Elections Foreign relations Feudalism Intelligence community Political parties Martial law

Law

Constitution

LFO PPC WPB PCO

Human rights

Forced disappearance LGBT

LGBT history Law enforcement

Police Criminal Investigation (CID) Anti-Narcotics (ANF) Capital punishment

Terrorism

State terrorism

Military

History Army Air force Navy Marines Coast Guard Paramilitary Nuclear

Economy

Infrastructure

Electricity

Thermal Hydro nuclear solar wind

Foreign aid Fuel extraction Housing Planning Commission Post Poverty Tallest buildings Telecommunications

Pakistan
Pakistan
Remote Sensing Satellite

Transportation

bridges

Water management

Water supply and sanitation

Industry

Aerospace Agriculture Defence Automobile Fishery Forestry Husbandry Labour

child

Media Mining Pharmaceuticals Textiles

Silk

Tourism

Commerce

Banking

banks

Companies Investment board Rupee (currency) Securities and Exchange Commission Stock markets Trading Corporation

Policy programmes

Corporatisation Directive investment Industrialisation Military economisation Nationalisation Privatisation Public-private partnering Redundant Islamic economisation

Society and culture

Society

Crime Culture Education

institutions

Feudalism Gender discrimination Healthcare

hospitals

Human rights

LGBT

Marriage Media Naming Pakistanis
Pakistanis
(list) Prostitution Religion Time Urbanisation Women

Demographics

Diaspora Ethnicity Immigration Languages

Urdu

Arts

Architecture Cinema

films

Dance Festivals Folklore Literature

Mushaira

Music Philosophy Textiles Theatre

Lifestyle

Clothing

Shalwar kameez Mehndi

Cuisine Etiquette Gun culture Nationalism

flags public holidays songs symbols

Sports

Athletics Baseball Boxing Cricket Cycling Field hockey Football Gilli-danda Golf Kabaddi Motorsport Marathon (Lahore) Olympics Paralympics Polo Rugby Squash Swimming Tennis

Places

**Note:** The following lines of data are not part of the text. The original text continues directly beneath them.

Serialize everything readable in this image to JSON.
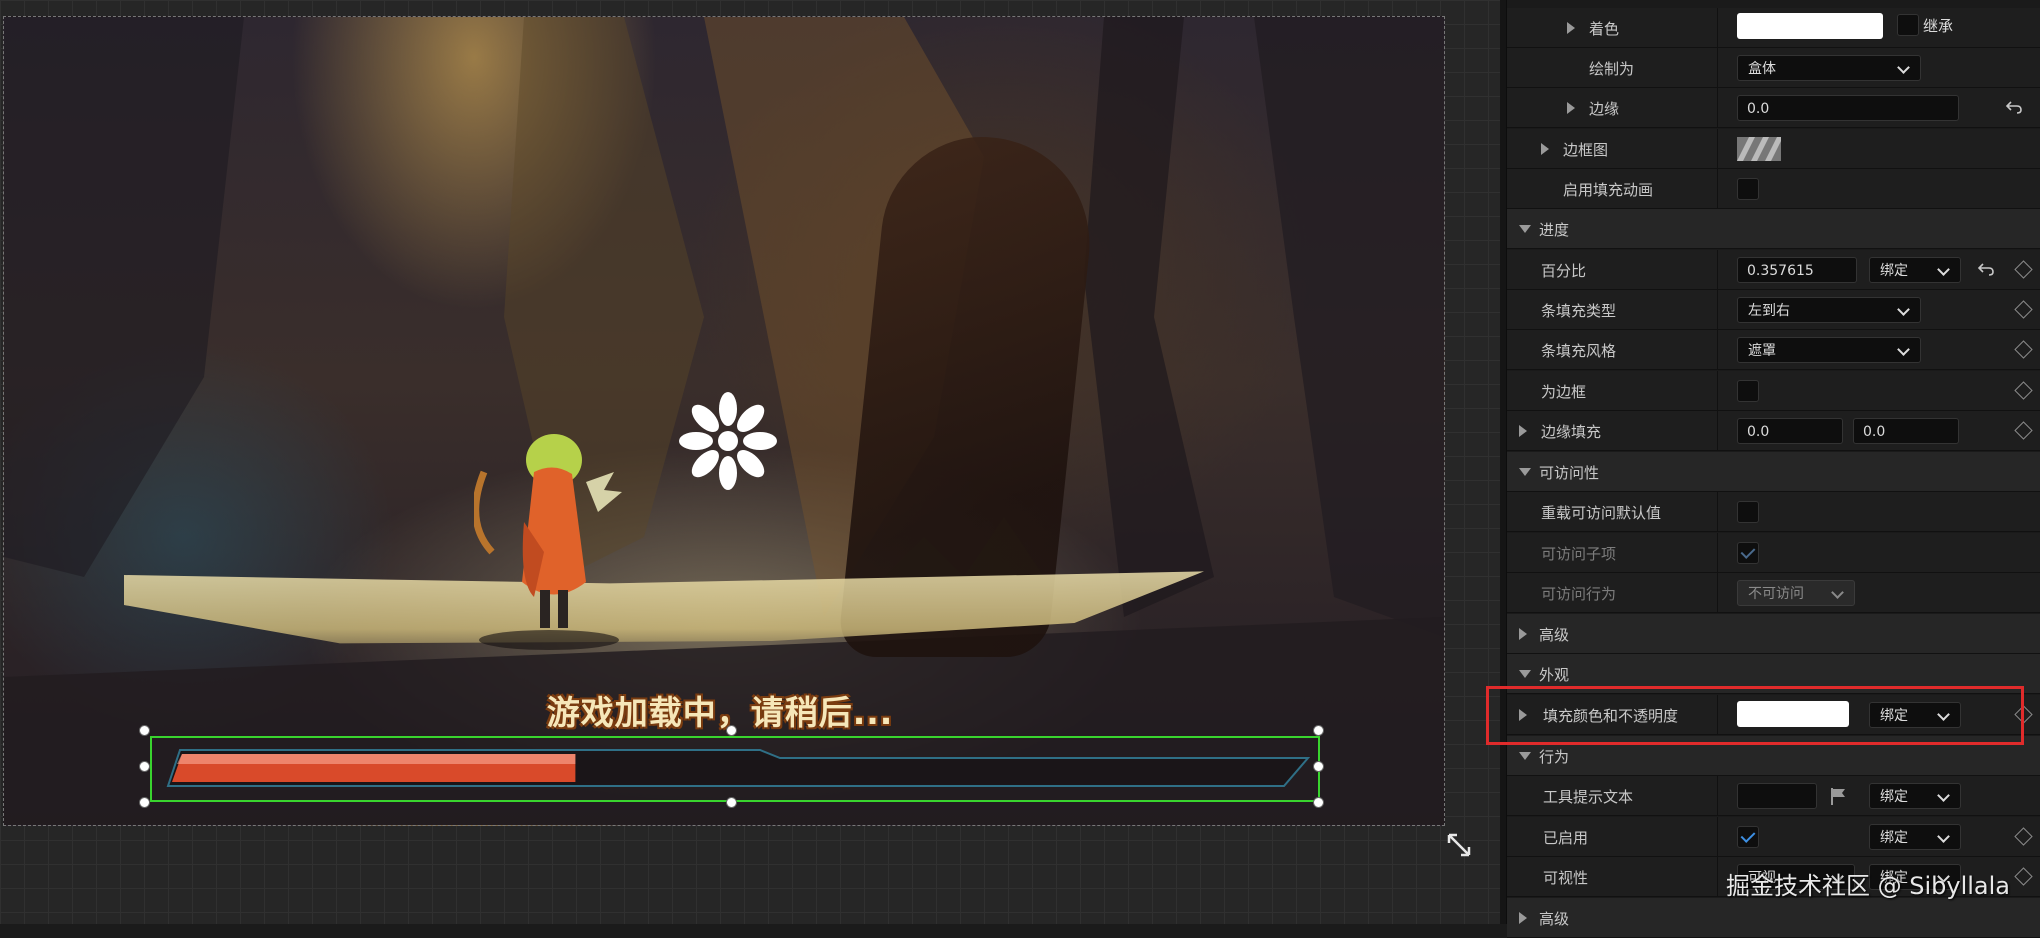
{
  "viewport": {
    "loading_text": "游戏加载中，请稍后...",
    "progress_percent": 0.357615,
    "bar_fill_color": "#d94a2a",
    "bar_frame_color": "#39d42e"
  },
  "details": {
    "tint": {
      "label": "着色",
      "inherit_label": "继承"
    },
    "draw_as": {
      "label": "绘制为",
      "value": "盒体"
    },
    "margin": {
      "label": "边缘",
      "value": "0.0"
    },
    "border_image": {
      "label": "边框图"
    },
    "enable_fill_animation": {
      "label": "启用填充动画"
    },
    "progress_section": {
      "label": "进度"
    },
    "percent": {
      "label": "百分比",
      "value": "0.357615",
      "bind_button": "绑定"
    },
    "bar_fill_type": {
      "label": "条填充类型",
      "value": "左到右"
    },
    "bar_fill_style": {
      "label": "条填充风格",
      "value": "遮罩"
    },
    "is_marquee": {
      "label": "为边框"
    },
    "border_padding": {
      "label": "边缘填充",
      "x": "0.0",
      "y": "0.0"
    },
    "accessibility_section": {
      "label": "可访问性"
    },
    "override_accessible_defaults": {
      "label": "重载可访问默认值"
    },
    "accessible_children": {
      "label": "可访问子项"
    },
    "accessible_behavior": {
      "label": "可访问行为",
      "value": "不可访问"
    },
    "advanced_1": {
      "label": "高级"
    },
    "appearance_section": {
      "label": "外观"
    },
    "fill_color_opacity": {
      "label": "填充颜色和不透明度",
      "bind_button": "绑定"
    },
    "behavior_section": {
      "label": "行为"
    },
    "tooltip_text": {
      "label": "工具提示文本",
      "bind_button": "绑定"
    },
    "is_enabled": {
      "label": "已启用",
      "bind_button": "绑定"
    },
    "visibility": {
      "label": "可视性",
      "value": "可视",
      "bind_button": "绑定"
    },
    "advanced_2": {
      "label": "高级"
    }
  },
  "watermark": "掘金技术社区 @ Sibyllala",
  "colors": {
    "highlight": "#e02b2b",
    "checkbox_accent": "#3d8fe3"
  }
}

Botanical gardens Cemeteries Churches Forts Gurdwaras Hindu
Hindu
temples Libraries Mausolea and shrines Mosques Museums Parks Stadiums World Heritage Sites Zoos

Category Por

.